There are still no schools for troubadours, and no college degrees, though the Berklee College of Music is almost there with its songwriting and Americana music programs. The tide of the long battle may have turned symbolically, though there are still legions of troubadours who struggle to stand tall in their troubadour boots, and who might be secretly and needlessly ashamed that they can't read music. Maybe the times they are a changin’ at long last. Thank you, Bob Dylan, for a lifetime of impeccable service to the cause of the modern troubadour, and thank you to the Nobel committee for helping to heal some very old wounds in the world of minstrelsy. On behalf of our community I would love to send Bob a crusty sheepskin plaque with some engraved silver and animal bones on it as a lifetime achievement award from the Guild of Minstrels, if there were one.

This is another posting where I'm trying to raise issues, questions and awareness in the world of modern troubadours... You deserve a reward or a door prize for making it to the end. Please check back to look for new posts as I get them done. I plan to cover a wide range of issues and topics.  I don't have a way for you to comment here, but I welcome your emails with your reactions. Feel free to cheer me on, or to disagree...

Chordally yours,

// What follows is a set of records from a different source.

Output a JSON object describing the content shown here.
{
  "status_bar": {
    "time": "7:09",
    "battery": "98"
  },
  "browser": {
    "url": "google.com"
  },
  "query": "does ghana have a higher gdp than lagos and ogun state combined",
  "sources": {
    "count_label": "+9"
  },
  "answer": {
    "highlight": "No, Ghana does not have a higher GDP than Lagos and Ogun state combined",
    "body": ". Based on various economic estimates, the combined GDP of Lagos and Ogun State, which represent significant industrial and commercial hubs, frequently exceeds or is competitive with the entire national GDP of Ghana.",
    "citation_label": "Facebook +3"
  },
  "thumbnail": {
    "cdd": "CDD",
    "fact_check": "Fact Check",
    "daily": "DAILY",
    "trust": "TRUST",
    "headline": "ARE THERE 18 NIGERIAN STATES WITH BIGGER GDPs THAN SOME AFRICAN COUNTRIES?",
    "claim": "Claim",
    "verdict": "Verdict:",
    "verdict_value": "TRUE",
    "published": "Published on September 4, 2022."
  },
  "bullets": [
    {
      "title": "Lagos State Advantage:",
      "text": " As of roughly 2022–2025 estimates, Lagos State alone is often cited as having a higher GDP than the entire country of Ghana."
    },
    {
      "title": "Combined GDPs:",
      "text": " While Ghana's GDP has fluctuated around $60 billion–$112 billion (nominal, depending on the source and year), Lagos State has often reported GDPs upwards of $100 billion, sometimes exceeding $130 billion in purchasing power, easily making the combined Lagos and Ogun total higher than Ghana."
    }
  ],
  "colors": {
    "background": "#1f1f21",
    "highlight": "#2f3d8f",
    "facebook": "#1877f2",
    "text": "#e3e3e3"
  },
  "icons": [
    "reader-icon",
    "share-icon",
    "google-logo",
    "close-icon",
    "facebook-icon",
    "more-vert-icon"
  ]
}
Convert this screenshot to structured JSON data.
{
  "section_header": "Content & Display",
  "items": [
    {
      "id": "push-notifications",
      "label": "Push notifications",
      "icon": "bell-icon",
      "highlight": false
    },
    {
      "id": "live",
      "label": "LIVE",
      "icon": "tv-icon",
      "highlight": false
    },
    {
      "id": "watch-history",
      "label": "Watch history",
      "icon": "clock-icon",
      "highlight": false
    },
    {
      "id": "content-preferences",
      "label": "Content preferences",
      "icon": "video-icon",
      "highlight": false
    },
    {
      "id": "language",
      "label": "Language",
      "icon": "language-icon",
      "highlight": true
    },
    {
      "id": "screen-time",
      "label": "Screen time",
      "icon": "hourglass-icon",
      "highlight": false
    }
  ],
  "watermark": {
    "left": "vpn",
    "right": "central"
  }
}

Harvey Reid has played and taught guitar for 45 years, was a former national Fingerpicking Guitar Champion, and has released 32 highly-acclaimed solo recordings of original, traditional, and contemporary acoustic music. In 1980 he wrote the first college textbook for folk guitar. He now lives in Southern Maine and is still performing regularly and working on a very ambitious series of stringed instrument educational books that are available from Amazon.com and other online retailers and from this web site.